EXERCISE: Say how many lines in the listing below contain the word "JSON". Give the number alone.

EXCERPTED RECORDS:
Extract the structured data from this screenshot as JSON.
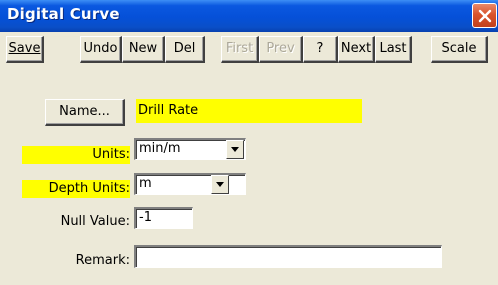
{
  "window": {
    "title": "Digital Curve"
  },
  "toolbar": {
    "save_label": "Save",
    "undo_label": "Undo",
    "new_label": "New",
    "del_label": "Del",
    "first_label": "First",
    "prev_label": "Prev",
    "help_label": "?",
    "next_label": "Next",
    "last_label": "Last",
    "scale_label": "Scale"
  },
  "form": {
    "name_button_label": "Name...",
    "name_value": "Drill Rate",
    "units_label": "Units:",
    "units_value": "min/m",
    "depth_units_label": "Depth Units:",
    "depth_units_value": "m",
    "null_value_label": "Null Value:",
    "null_value": "-1",
    "remark_label": "Remark:",
    "remark_value": ""
  },
  "colors": {
    "highlight": "#ffff00",
    "titlebar": "#0a58e0",
    "window_bg": "#ece9d8"
  },
  "icons": {
    "close": "close-icon",
    "dropdown": "chevron-down-icon"
  }
}
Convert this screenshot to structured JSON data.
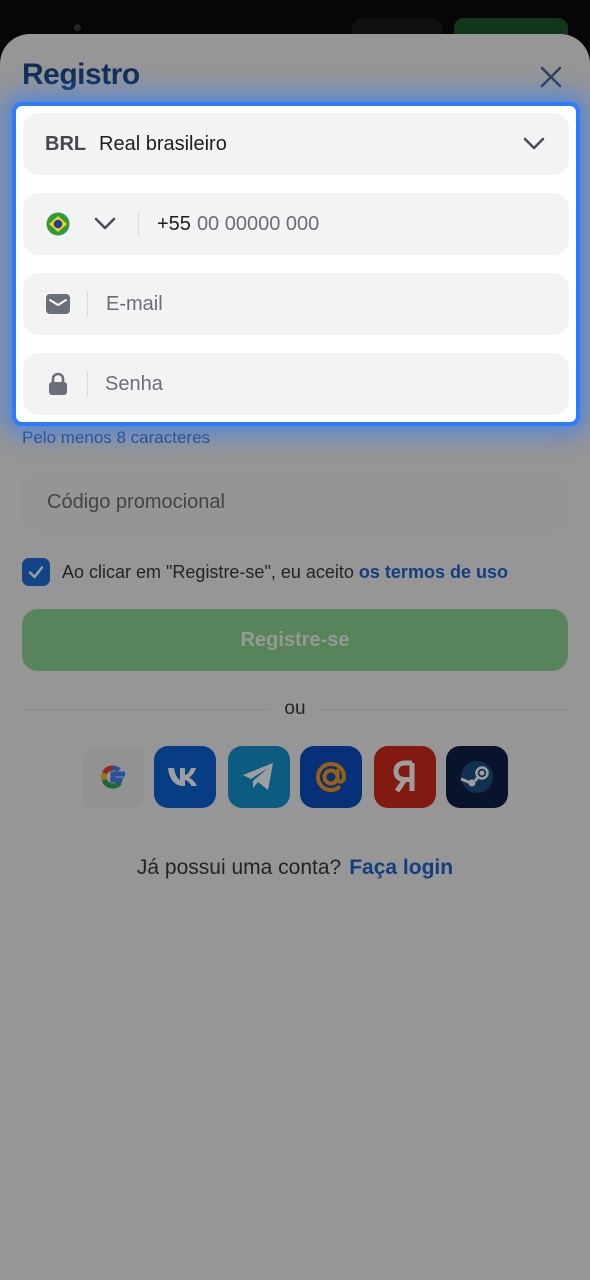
{
  "sheet": {
    "title": "Registro",
    "hint": "Pelo menos 8 caracteres",
    "promo_placeholder": "Código promocional",
    "terms_text": "Ao clicar em \"Registre-se\", eu aceito",
    "terms_link": "os termos de uso",
    "register_label": "Registre-se",
    "or_label": "ou",
    "login_question": "Já possui uma conta?",
    "login_link": "Faça login",
    "terms_checked": true
  },
  "form": {
    "currency_code": "BRL",
    "currency_name": "Real brasileiro",
    "phone_code": "+55",
    "phone_placeholder": "00 00000 000",
    "email_placeholder": "E-mail",
    "password_placeholder": "Senha"
  },
  "social": [
    "google-icon",
    "vk-icon",
    "telegram-icon",
    "mail-ru-icon",
    "yandex-icon",
    "steam-icon"
  ],
  "colors": {
    "title": "#1c4b8f",
    "link": "#1f66cc",
    "register_button": "#8fd694",
    "highlight_border": "#2b7cff"
  }
}
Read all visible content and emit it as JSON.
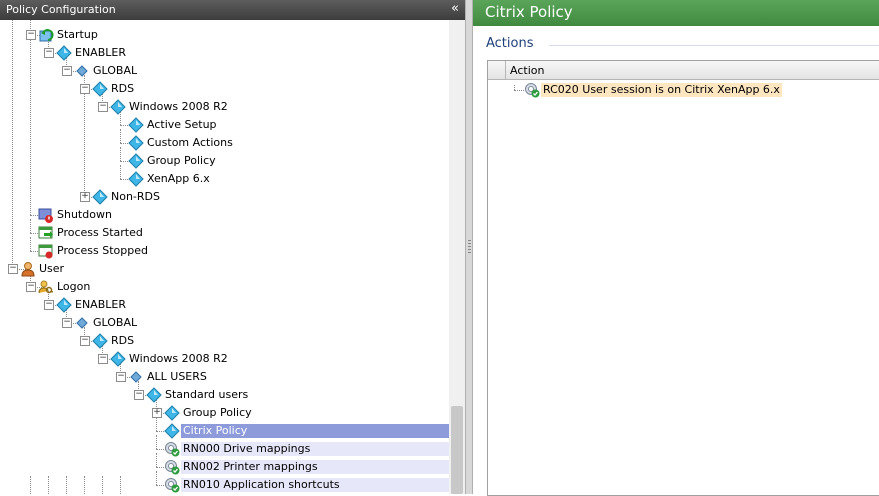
{
  "left_panel": {
    "title": "Policy Configuration",
    "collapse_glyph": "«"
  },
  "right_panel": {
    "title": "Citrix Policy",
    "section_title": "Actions",
    "grid": {
      "column_header": "Action",
      "rows": [
        {
          "label": "RC020 User session is on Citrix XenApp 6.x",
          "icon": "script-icon"
        }
      ]
    }
  },
  "tree": [
    {
      "label": "Startup",
      "icon": "startup-icon",
      "level": 2,
      "expander": "-"
    },
    {
      "label": "ENABLER",
      "icon": "diamond-icon",
      "level": 3,
      "expander": "-"
    },
    {
      "label": "GLOBAL",
      "icon": "small-diamond-icon",
      "level": 4,
      "expander": "-"
    },
    {
      "label": "RDS",
      "icon": "diamond-icon",
      "level": 5,
      "expander": "-"
    },
    {
      "label": "Windows 2008 R2",
      "icon": "diamond-icon",
      "level": 6,
      "expander": "-"
    },
    {
      "label": "Active Setup",
      "icon": "diamond-icon",
      "level": 7,
      "expander": ""
    },
    {
      "label": "Custom Actions",
      "icon": "diamond-icon",
      "level": 7,
      "expander": ""
    },
    {
      "label": "Group Policy",
      "icon": "diamond-icon",
      "level": 7,
      "expander": ""
    },
    {
      "label": "XenApp 6.x",
      "icon": "diamond-icon",
      "level": 7,
      "expander": ""
    },
    {
      "label": "Non-RDS",
      "icon": "diamond-icon",
      "level": 5,
      "expander": "+"
    },
    {
      "label": "Shutdown",
      "icon": "shutdown-icon",
      "level": 2,
      "expander": ""
    },
    {
      "label": "Process Started",
      "icon": "process-started-icon",
      "level": 2,
      "expander": ""
    },
    {
      "label": "Process Stopped",
      "icon": "process-stopped-icon",
      "level": 2,
      "expander": ""
    },
    {
      "label": "User",
      "icon": "user-icon",
      "level": 1,
      "expander": "-"
    },
    {
      "label": "Logon",
      "icon": "logon-icon",
      "level": 2,
      "expander": "-"
    },
    {
      "label": "ENABLER",
      "icon": "diamond-icon",
      "level": 3,
      "expander": "-"
    },
    {
      "label": "GLOBAL",
      "icon": "small-diamond-icon",
      "level": 4,
      "expander": "-"
    },
    {
      "label": "RDS",
      "icon": "diamond-icon",
      "level": 5,
      "expander": "-"
    },
    {
      "label": "Windows 2008 R2",
      "icon": "diamond-icon",
      "level": 6,
      "expander": "-"
    },
    {
      "label": "ALL USERS",
      "icon": "small-diamond-icon",
      "level": 7,
      "expander": "-"
    },
    {
      "label": "Standard users",
      "icon": "diamond-icon",
      "level": 8,
      "expander": "-"
    },
    {
      "label": "Group Policy",
      "icon": "diamond-icon",
      "level": 9,
      "expander": "+"
    },
    {
      "label": "Citrix Policy",
      "icon": "diamond-icon",
      "level": 9,
      "expander": "",
      "selected": true
    },
    {
      "label": "RN000 Drive mappings",
      "icon": "script-icon",
      "level": 9,
      "expander": "",
      "highlight": true
    },
    {
      "label": "RN002 Printer mappings",
      "icon": "script-icon",
      "level": 9,
      "expander": "",
      "highlight": true
    },
    {
      "label": "RN010 Application shortcuts",
      "icon": "script-icon",
      "level": 9,
      "expander": "",
      "highlight": true
    }
  ],
  "colors": {
    "left_header": "#4a4a4a",
    "right_header": "#4b984b",
    "selection": "#8d9bdb",
    "row_highlight": "#e6e8fa",
    "action_row": "#fde6c0",
    "diamond": "#3fb6e8"
  }
}
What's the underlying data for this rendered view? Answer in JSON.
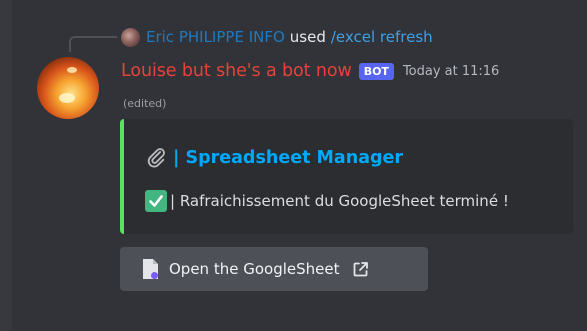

TASK SOLUTION: 4